Regular APR
Annual Fee
Credit Needed
0% for 18 months
13.99% - 23.99% Variable
BankAmericard® Credit Card Review

at Bank Of America'ssecure website




  • 0% Intro APR for 18 billing cycles for purchases, and for any balance transfers made in the first 60 days, then a variable APR will apply
  • An optional overdraft protection service is available to help prevent declined purchases, returned checks or other overdrafts when you link your eligible Bank of America® checking account to your credit card. Transfer fees may apply.
  • No penalty APR. Paying late won't automatically raise your interest rate (APR). Other account pricing and terms apply.
  • Access your FICO® Score for free within Online Banking or your Mobile Banking app
  • No annual fee
Intro (Purchases)
Intro (Transfers)
Regular APR
Annual Fee
Credit Needed
0% Intro APR for 18 billing cycles
0% Intro APR for 18 billing cycles (for balance transfers made in the first 60 days)
12.99% - 22.99% (Variable)

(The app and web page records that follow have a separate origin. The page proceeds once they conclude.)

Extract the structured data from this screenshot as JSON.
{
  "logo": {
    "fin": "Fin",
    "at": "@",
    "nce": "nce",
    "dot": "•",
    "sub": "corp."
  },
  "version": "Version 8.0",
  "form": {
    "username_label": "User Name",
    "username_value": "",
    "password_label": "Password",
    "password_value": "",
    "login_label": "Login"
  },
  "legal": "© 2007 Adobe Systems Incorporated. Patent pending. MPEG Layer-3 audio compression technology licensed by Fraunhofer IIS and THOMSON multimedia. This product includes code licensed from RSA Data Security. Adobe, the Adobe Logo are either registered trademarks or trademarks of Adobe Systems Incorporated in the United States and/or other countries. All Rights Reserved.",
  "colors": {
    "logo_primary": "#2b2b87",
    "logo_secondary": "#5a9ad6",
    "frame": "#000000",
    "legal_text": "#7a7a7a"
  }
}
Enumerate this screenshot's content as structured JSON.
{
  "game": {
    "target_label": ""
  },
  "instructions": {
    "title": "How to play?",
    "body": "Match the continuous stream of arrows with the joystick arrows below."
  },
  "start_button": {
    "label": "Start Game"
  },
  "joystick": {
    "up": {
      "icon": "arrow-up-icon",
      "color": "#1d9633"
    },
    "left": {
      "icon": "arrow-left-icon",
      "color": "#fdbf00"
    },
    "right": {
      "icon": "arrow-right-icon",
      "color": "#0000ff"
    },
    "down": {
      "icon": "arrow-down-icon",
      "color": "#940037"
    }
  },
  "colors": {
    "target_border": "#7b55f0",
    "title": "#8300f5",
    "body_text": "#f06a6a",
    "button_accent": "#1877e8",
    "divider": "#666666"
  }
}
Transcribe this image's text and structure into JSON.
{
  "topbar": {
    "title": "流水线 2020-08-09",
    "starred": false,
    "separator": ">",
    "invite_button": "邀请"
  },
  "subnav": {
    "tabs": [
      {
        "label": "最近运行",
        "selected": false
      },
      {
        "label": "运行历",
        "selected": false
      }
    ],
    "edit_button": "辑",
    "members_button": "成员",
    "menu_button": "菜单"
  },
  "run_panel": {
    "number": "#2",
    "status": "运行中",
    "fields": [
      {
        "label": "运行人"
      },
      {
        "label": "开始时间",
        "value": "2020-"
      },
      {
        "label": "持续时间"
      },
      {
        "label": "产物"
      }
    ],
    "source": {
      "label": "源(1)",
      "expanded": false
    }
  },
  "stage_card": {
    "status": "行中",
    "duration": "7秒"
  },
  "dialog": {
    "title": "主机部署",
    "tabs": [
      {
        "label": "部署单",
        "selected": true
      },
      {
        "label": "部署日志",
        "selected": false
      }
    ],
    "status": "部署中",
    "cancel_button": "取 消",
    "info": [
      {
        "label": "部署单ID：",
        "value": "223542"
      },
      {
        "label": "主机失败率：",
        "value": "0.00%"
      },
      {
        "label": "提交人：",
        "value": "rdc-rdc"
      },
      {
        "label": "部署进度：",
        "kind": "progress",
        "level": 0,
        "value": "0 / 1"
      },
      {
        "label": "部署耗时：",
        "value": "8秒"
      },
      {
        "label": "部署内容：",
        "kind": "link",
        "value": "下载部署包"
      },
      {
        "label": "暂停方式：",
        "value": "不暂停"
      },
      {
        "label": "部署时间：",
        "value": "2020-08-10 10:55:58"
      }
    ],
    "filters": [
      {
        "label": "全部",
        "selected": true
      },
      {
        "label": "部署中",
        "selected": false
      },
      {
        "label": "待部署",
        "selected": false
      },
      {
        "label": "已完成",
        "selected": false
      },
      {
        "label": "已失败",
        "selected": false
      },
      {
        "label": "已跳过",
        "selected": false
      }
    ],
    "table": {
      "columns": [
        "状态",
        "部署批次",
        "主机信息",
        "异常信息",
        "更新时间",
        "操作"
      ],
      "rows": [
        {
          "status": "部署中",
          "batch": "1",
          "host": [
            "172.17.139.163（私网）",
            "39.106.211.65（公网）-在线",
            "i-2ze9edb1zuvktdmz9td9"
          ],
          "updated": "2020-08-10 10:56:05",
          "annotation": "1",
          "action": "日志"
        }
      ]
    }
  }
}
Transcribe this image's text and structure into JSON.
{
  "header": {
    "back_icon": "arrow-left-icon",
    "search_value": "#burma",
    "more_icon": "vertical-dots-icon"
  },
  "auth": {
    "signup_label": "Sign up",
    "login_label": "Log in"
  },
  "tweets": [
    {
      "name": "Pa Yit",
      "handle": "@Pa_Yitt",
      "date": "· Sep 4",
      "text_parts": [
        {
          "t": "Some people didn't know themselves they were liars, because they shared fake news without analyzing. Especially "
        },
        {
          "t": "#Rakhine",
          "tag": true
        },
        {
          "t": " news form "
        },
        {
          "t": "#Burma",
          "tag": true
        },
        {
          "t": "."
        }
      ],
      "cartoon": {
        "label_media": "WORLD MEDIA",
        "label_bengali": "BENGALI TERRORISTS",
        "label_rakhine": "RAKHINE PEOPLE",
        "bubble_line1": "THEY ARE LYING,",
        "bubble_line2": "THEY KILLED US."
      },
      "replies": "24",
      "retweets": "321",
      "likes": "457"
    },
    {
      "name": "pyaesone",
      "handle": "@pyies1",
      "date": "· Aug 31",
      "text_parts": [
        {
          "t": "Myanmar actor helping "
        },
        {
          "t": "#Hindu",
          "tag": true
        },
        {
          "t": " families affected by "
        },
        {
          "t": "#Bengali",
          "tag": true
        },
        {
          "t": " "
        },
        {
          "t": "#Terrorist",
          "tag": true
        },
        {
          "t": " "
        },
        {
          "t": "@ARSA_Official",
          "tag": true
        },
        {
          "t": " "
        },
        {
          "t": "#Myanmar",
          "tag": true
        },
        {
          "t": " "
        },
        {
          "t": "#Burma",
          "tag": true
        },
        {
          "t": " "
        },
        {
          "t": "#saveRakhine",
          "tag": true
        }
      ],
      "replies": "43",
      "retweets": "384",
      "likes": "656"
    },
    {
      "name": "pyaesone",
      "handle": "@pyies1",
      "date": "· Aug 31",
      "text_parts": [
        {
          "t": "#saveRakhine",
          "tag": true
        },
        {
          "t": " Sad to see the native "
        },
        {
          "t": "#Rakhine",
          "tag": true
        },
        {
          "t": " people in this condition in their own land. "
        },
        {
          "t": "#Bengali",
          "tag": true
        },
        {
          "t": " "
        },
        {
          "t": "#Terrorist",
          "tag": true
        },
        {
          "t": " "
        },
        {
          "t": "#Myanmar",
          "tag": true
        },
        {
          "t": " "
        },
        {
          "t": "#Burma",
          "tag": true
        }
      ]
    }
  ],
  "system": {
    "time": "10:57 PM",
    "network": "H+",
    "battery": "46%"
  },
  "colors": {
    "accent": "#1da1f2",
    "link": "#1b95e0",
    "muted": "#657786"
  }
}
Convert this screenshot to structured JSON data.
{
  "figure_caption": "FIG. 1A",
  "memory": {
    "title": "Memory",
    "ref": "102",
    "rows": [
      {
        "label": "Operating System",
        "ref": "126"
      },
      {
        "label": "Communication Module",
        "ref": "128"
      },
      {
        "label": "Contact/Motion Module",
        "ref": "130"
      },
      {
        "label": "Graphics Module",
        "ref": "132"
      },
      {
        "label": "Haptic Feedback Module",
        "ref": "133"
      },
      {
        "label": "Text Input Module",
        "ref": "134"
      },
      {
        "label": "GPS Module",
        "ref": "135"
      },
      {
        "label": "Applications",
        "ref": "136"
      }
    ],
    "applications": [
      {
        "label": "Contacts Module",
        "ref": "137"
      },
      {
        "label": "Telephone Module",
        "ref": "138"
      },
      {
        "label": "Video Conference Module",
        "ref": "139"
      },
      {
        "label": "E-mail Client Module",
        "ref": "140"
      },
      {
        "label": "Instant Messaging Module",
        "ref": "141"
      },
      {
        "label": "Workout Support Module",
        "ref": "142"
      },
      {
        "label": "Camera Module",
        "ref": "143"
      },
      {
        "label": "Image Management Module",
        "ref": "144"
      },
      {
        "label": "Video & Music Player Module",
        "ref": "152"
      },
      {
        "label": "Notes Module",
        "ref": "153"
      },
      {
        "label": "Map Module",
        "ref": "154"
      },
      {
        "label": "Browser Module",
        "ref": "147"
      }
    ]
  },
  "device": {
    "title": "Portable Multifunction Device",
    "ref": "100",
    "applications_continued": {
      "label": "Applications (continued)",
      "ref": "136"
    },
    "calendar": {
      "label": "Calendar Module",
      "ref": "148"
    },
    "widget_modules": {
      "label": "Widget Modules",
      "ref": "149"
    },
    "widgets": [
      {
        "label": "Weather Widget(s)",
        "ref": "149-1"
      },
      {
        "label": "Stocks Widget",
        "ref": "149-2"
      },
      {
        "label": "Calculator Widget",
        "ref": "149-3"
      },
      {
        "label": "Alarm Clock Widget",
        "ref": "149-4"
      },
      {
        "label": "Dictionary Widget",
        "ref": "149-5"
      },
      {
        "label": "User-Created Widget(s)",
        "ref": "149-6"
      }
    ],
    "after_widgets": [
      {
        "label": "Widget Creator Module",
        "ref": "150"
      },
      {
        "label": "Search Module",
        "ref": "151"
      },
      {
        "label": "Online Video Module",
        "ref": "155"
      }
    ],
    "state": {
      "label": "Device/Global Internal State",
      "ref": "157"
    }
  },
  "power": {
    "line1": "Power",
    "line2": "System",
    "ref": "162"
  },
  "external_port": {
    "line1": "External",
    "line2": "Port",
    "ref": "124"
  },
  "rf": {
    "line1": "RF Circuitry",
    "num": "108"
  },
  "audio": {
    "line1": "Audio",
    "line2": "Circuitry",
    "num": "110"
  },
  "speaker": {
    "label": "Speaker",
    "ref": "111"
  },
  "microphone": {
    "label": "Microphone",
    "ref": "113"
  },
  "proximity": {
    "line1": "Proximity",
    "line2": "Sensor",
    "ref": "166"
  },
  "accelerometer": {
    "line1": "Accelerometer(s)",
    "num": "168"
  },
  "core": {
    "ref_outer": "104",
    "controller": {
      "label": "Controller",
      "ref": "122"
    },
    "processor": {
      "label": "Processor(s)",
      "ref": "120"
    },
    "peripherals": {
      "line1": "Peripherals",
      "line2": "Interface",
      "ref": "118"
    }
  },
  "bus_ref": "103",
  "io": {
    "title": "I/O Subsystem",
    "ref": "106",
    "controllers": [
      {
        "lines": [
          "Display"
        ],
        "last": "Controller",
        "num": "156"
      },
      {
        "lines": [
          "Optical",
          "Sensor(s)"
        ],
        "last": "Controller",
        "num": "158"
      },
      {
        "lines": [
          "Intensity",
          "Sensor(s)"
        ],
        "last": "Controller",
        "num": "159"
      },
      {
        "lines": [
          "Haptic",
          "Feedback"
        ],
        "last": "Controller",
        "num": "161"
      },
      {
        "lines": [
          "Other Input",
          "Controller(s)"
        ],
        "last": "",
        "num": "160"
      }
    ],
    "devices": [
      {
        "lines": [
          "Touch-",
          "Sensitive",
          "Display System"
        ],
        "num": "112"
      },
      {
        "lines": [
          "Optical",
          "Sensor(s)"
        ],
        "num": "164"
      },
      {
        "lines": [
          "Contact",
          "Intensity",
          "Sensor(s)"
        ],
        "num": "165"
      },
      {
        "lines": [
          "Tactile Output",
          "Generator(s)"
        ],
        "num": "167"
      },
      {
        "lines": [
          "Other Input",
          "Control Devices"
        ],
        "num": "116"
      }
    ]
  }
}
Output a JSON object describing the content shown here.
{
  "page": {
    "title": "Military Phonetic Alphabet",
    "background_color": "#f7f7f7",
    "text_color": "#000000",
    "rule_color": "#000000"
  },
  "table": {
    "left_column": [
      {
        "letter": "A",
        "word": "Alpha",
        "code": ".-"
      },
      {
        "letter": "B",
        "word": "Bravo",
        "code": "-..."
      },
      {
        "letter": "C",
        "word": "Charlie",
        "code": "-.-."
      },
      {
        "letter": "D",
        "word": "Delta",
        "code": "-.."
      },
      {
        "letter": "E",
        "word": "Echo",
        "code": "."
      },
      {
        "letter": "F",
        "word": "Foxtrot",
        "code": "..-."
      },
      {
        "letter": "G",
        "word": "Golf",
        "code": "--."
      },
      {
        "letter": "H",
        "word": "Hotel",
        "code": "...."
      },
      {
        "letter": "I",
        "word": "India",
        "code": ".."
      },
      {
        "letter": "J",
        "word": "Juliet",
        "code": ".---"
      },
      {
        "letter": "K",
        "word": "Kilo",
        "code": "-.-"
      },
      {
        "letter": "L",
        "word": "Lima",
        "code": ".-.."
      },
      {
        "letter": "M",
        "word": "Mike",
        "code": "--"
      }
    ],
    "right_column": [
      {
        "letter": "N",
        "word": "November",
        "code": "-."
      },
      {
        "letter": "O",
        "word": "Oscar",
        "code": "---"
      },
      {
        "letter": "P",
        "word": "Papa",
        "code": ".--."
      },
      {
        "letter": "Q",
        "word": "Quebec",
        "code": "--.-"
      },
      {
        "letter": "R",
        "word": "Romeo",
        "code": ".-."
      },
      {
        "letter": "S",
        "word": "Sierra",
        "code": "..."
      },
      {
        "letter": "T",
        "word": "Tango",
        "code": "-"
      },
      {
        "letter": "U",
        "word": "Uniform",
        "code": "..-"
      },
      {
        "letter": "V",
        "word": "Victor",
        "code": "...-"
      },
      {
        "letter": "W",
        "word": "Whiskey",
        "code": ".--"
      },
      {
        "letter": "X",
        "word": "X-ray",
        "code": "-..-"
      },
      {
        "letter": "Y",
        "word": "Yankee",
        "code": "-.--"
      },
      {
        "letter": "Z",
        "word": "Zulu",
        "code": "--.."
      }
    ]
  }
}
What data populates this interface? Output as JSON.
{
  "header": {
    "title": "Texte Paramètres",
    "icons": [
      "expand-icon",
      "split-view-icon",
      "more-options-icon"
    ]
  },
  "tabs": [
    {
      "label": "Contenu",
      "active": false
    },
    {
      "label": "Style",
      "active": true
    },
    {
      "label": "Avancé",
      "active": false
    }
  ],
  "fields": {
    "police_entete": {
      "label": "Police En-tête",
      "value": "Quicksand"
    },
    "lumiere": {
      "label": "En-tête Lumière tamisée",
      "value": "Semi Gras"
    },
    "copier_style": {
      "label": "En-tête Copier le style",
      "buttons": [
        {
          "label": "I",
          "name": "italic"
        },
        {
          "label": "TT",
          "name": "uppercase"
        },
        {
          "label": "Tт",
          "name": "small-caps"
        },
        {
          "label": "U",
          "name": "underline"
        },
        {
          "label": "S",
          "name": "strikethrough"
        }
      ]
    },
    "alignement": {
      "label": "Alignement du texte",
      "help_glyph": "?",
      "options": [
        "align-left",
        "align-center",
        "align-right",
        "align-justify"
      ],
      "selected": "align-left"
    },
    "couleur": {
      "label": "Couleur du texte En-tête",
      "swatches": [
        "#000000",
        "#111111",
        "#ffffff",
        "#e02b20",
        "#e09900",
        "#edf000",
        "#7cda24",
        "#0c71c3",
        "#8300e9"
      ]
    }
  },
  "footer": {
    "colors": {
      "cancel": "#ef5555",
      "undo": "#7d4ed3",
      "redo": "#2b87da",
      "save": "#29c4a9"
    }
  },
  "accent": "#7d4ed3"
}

Final Advice

By understanding your APR, you’ll be able to comprehend how interest is calculated and tacked on to your monthly bill. This should prompt you to pay your balance off every month because those interest fees can have a considerable impact on budgets. However, if you carry a balance, hopefully by now you’ve decided you’re not going to settle for paying high interest (or any interest!) any longer and are ready to transfer that balance to a 0 percent intro APR card that will treat you better. Also, don’t forget how important it is to make your payments on time every month — having a history of on-time payments is one of the most important factors used when determining your credit score.

Advertiser Disclosure is a free online resource that offers valuable content and comparison services to users. To keep this resource 100% free, we receive compensation from many of the offers listed on the site. Along with key review factors, this compensation may impact how and where products appear across the site (including, for example, the order in which they appear). does not include the entire universe of available offers. Editorial opinions expressed on the site are strictly our own and are not provided, endorsed, or approved by advertisers.